**Exercise requirements**
In full and word for word, give the records again.

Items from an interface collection
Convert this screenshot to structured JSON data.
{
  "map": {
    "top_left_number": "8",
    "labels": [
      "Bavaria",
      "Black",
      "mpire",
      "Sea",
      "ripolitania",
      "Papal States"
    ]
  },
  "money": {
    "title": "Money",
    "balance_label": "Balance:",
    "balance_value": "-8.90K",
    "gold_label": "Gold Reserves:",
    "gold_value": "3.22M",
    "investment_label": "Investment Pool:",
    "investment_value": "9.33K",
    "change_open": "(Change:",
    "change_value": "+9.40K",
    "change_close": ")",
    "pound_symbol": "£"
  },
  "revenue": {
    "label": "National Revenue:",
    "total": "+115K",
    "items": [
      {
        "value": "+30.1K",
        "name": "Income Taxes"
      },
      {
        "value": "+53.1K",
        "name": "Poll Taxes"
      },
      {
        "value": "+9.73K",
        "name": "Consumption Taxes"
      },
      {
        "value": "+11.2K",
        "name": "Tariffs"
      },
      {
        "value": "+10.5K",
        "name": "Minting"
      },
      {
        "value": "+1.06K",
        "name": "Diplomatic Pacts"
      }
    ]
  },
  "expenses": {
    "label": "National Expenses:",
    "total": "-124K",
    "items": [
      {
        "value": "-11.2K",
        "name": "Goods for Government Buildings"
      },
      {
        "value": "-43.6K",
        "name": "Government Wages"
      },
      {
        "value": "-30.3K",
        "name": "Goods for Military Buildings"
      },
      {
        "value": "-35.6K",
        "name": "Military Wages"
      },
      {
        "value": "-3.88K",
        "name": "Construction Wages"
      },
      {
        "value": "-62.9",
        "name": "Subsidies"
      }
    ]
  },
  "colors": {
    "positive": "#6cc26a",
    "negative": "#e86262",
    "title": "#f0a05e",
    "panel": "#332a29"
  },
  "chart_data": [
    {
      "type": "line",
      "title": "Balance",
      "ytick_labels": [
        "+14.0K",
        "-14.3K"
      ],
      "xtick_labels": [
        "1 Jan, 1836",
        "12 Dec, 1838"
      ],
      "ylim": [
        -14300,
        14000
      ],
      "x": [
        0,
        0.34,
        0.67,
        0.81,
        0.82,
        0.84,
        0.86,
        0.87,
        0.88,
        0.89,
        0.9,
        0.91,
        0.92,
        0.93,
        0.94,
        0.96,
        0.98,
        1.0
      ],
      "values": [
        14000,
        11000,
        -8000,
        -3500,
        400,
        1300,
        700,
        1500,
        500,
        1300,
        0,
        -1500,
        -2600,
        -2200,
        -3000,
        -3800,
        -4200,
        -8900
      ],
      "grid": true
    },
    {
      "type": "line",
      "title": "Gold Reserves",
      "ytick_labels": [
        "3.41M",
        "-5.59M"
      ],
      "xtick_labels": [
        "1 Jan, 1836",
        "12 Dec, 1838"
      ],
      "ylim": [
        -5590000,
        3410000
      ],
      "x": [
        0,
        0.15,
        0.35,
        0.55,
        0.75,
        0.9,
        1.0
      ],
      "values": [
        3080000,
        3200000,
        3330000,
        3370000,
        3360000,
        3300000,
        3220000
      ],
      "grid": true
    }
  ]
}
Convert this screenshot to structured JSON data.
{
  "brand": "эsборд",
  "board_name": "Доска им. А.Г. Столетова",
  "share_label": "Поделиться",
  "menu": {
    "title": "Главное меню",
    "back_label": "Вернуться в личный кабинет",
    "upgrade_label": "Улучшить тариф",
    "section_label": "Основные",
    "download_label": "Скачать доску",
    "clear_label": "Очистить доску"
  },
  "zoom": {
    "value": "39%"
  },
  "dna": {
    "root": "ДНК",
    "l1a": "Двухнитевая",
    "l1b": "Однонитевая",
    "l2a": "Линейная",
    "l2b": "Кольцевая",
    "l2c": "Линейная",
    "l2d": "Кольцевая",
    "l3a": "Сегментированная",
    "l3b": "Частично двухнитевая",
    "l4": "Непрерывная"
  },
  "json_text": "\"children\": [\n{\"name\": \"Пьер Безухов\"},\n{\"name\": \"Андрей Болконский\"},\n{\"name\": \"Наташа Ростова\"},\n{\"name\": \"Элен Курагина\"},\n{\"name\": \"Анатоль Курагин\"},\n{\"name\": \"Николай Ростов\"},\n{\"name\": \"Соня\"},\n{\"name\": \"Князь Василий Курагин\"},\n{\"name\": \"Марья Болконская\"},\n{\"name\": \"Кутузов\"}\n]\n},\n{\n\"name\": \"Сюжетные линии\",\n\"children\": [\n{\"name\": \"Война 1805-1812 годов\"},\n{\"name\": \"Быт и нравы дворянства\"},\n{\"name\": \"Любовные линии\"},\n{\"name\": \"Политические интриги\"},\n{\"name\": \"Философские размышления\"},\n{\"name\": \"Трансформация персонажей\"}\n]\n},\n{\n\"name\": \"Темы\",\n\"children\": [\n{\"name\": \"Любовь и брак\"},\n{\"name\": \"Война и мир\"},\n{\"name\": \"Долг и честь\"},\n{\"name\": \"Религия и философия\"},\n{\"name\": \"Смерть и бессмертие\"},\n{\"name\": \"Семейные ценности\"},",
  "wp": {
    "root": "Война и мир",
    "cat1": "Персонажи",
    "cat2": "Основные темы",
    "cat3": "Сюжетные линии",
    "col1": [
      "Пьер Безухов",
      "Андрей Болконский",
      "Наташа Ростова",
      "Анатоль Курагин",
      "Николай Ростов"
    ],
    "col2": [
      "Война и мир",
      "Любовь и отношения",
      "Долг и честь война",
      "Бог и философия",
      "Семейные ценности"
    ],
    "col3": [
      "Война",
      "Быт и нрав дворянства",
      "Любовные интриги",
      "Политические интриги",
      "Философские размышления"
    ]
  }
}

**Response area**
Convert this screenshot to structured JSON data.
{
  "map": {
    "top_left_number": "8",
    "labels": [
      "Bavaria",
      "Black",
      "mpire",
      "Sea",
      "ripolitania",
      "Papal States"
    ]
  },
  "money": {
    "title": "Money",
    "balance_label": "Balance:",
    "balance_value": "-8.90K",
    "gold_label": "Gold Reserves:",
    "gold_value": "3.22M",
    "investment_label": "Investment Pool:",
    "investment_value": "9.33K",
    "change_open": "(Change:",
    "change_value": "+9.40K",
    "change_close": ")",
    "pound_symbol": "£"
  },
  "revenue": {
    "label": "National Revenue:",
    "total": "+115K",
    "items": [
      {
        "value": "+30.1K",
        "name": "Income Taxes"
      },
      {
        "value": "+53.1K",
        "name": "Poll Taxes"
      },
      {
        "value": "+9.73K",
        "name": "Consumption Taxes"
      },
      {
        "value": "+11.2K",
        "name": "Tariffs"
      },
      {
        "value": "+10.5K",
        "name": "Minting"
      },
      {
        "value": "+1.06K",
        "name": "Diplomatic Pacts"
      }
    ]
  },
  "expenses": {
    "label": "National Expenses:",
    "total": "-124K",
    "items": [
      {
        "value": "-11.2K",
        "name": "Goods for Government Buildings"
      },
      {
        "value": "-43.6K",
        "name": "Government Wages"
      },
      {
        "value": "-30.3K",
        "name": "Goods for Military Buildings"
      },
      {
        "value": "-35.6K",
        "name": "Military Wages"
      },
      {
        "value": "-3.88K",
        "name": "Construction Wages"
      },
      {
        "value": "-62.9",
        "name": "Subsidies"
      }
    ]
  },
  "colors": {
    "positive": "#6cc26a",
    "negative": "#e86262",
    "title": "#f0a05e",
    "panel": "#332a29"
  },
  "chart_data": [
    {
      "type": "line",
      "title": "Balance",
      "ytick_labels": [
        "+14.0K",
        "-14.3K"
      ],
      "xtick_labels": [
        "1 Jan, 1836",
        "12 Dec, 1838"
      ],
      "ylim": [
        -14300,
        14000
      ],
      "x": [
        0,
        0.34,
        0.67,
        0.81,
        0.82,
        0.84,
        0.86,
        0.87,
        0.88,
        0.89,
        0.9,
        0.91,
        0.92,
        0.93,
        0.94,
        0.96,
        0.98,
        1.0
      ],
      "values": [
        14000,
        11000,
        -8000,
        -3500,
        400,
        1300,
        700,
        1500,
        500,
        1300,
        0,
        -1500,
        -2600,
        -2200,
        -3000,
        -3800,
        -4200,
        -8900
      ],
      "grid": true
    },
    {
      "type": "line",
      "title": "Gold Reserves",
      "ytick_labels": [
        "3.41M",
        "-5.59M"
      ],
      "xtick_labels": [
        "1 Jan, 1836",
        "12 Dec, 1838"
      ],
      "ylim": [
        -5590000,
        3410000
      ],
      "x": [
        0,
        0.15,
        0.35,
        0.55,
        0.75,
        0.9,
        1.0
      ],
      "values": [
        3080000,
        3200000,
        3330000,
        3370000,
        3360000,
        3300000,
        3220000
      ],
      "grid": true
    }
  ]
}
Convert this screenshot to structured JSON data.
{
  "brand": "эsборд",
  "board_name": "Доска им. А.Г. Столетова",
  "share_label": "Поделиться",
  "menu": {
    "title": "Главное меню",
    "back_label": "Вернуться в личный кабинет",
    "upgrade_label": "Улучшить тариф",
    "section_label": "Основные",
    "download_label": "Скачать доску",
    "clear_label": "Очистить доску"
  },
  "zoom": {
    "value": "39%"
  },
  "dna": {
    "root": "ДНК",
    "l1a": "Двухнитевая",
    "l1b": "Однонитевая",
    "l2a": "Линейная",
    "l2b": "Кольцевая",
    "l2c": "Линейная",
    "l2d": "Кольцевая",
    "l3a": "Сегментированная",
    "l3b": "Частично двухнитевая",
    "l4": "Непрерывная"
  },
  "json_text": "\"children\": [\n{\"name\": \"Пьер Безухов\"},\n{\"name\": \"Андрей Болконский\"},\n{\"name\": \"Наташа Ростова\"},\n{\"name\": \"Элен Курагина\"},\n{\"name\": \"Анатоль Курагин\"},\n{\"name\": \"Николай Ростов\"},\n{\"name\": \"Соня\"},\n{\"name\": \"Князь Василий Курагин\"},\n{\"name\": \"Марья Болконская\"},\n{\"name\": \"Кутузов\"}\n]\n},\n{\n\"name\": \"Сюжетные линии\",\n\"children\": [\n{\"name\": \"Война 1805-1812 годов\"},\n{\"name\": \"Быт и нравы дворянства\"},\n{\"name\": \"Любовные линии\"},\n{\"name\": \"Политические интриги\"},\n{\"name\": \"Философские размышления\"},\n{\"name\": \"Трансформация персонажей\"}\n]\n},\n{\n\"name\": \"Темы\",\n\"children\": [\n{\"name\": \"Любовь и брак\"},\n{\"name\": \"Война и мир\"},\n{\"name\": \"Долг и честь\"},\n{\"name\": \"Религия и философия\"},\n{\"name\": \"Смерть и бессмертие\"},\n{\"name\": \"Семейные ценности\"},",
  "wp": {
    "root": "Война и мир",
    "cat1": "Персонажи",
    "cat2": "Основные темы",
    "cat3": "Сюжетные линии",
    "col1": [
      "Пьер Безухов",
      "Андрей Болконский",
      "Наташа Ростова",
      "Анатоль Курагин",
      "Николай Ростов"
    ],
    "col2": [
      "Война и мир",
      "Любовь и отношения",
      "Долг и честь война",
      "Бог и философия",
      "Семейные ценности"
    ],
    "col3": [
      "Война",
      "Быт и нрав дворянства",
      "Любовные интриги",
      "Политические интриги",
      "Философские размышления"
    ]
  }
}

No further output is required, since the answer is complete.